My email to all MSPs who contributed.
Thank you to all who took part in today’s debate on Mental Health. Patients in the online prescribed dependent and harmed community like myself were watching with interest. We too share the very many concerns about mental health services in Scotland. We watch with dismay the campaigns to raise awareness and reduce stigma, telling people to seek help for mental health issues knowing full well that the help may well not be there when they seek it. We also know that the majority will be prescribed medication, most commonly antidepressants. We were disappointed to hear Annie Wells state that one in twelve people in Scotland take antidepressants. We would have hoped that she would have had an accurate figure in such a debate. There are approximately 850,000 patients on antidepressants, perhaps the figure is now even higher. That is one in six of the population and closer to one in five of the adult population. Brian Whittle then repeated the one in twelve figure and I note that the Minister for Mental Health, Maureen Watt did not intervene at any stage to correct it.
We were pleased to hear Tavish Scott mention one patient who had difficulties accessing appropriate advice about antidepressant side effects when she became pregnant. However, we were deeply disappointed that once again the issues of antidepressant dependence, withdrawal and resulting iatrogenic harm were simply ignored. Prescribed drug dependence is a mental health issue, it is listed in the Diagnostic and Statistics Manual which outlines all psychiatric diagnoses. I hope that all MSPs are now aware of petition PE01651 on prescribed drug dependence, brought last year by Marion Brown.

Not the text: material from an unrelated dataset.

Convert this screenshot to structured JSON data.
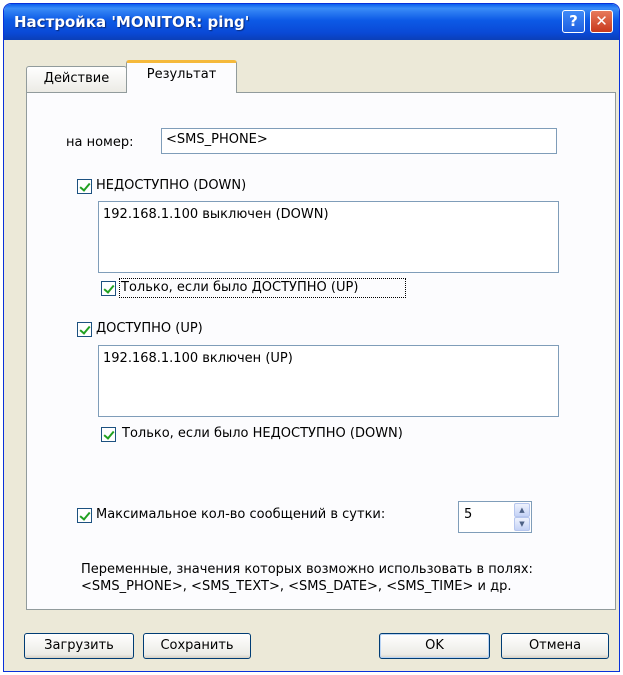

This petition has received an unprecedented number of patient submissions, most of them harrowing stories of drug dependence and harm. The reason this petition was brought was because patient concerns are often ignored or disbelieved by doctors because they do not recognise the many adverse effects of antidepressants. Patients in Scotland and across the UK have campaigned long and hard to bring these issues to the attention of politicians and the medical profession. If it were not for our campaign, the issue would have been ignored. I draw attention to the words of Prof Dee Mangin in Canada who says patients are the experts in antidepressant withdrawal and this certainly is the case. It is patients who have raised the alarm about these drugs, it has not been the medical profession.
We have battled long and hard for recognition of this issue and now our voices are finally being heard in one country at least. We had hoped it might just be Scotland. We have liaised with the BMA in London and the All Party Parliamentary Group on Prescribed Drug Dependence at Westminster. We welcome the Public Health England Review of prescribed drug dependence but are dismayed by the fact that patient voices will once again not be heard. We continue to seek a public inquiry at UK level. We have battled against misinformation emanating from leading UK psychiatrists who claim that antidepressant withdrawal is short-lived and self-limiting. I personally work full-time on this campaign despite being mostly in bed.
Whilst we would all agree that prevention is fundamental in mental health as in physical health and that young people should be given all the help and support they need, it is not good enough to ignore the pressing needs of the very many patients now dependent on antidepressant drugs and those harmed by them. Unless there is dedicated withdrawal services, many of these patients will be on antidepressants for life, to the detriment of their long-term health.
I repeat that one in six people in this country are prescribed antidepressants, at the latest count and closer to one in five adults and I have no doubt it is still rising. Every single one of those patients has two choices … to taper off the drugs at some point or stay on them for life. The current NICE tapering guidelines are not fit for purpose and neither are the guidelines on depression. These are combined in a single document and are now under review.
Patients in the prescribed harmed community have been ignored for far too long. We are ignored by our doctors because they have no idea what is wrong with us, most of the time. We have been ignored by Ministers at Holyrood and at Westminster. However, due in part to continued pressure from our community there is now a review in England and belatedly a parallel review in Scotland. Without petition PE01651 I doubt this would have happened. A similar petition is being considered in Wales.
I conclude by urging every MSP to take these issues seriously and to speak out on our behalf. We are part of the mental health community and many of us have lost decades of our lives to these drugs. Do not ignore us, we do not deserve it. Our voices matter as much as any other patient group with mental health issues. It is not good enough to focus only on those seeking help for mental health issues, services need to be provided for those who have been in the system for some time and are now shackled to drugs they do not need or want.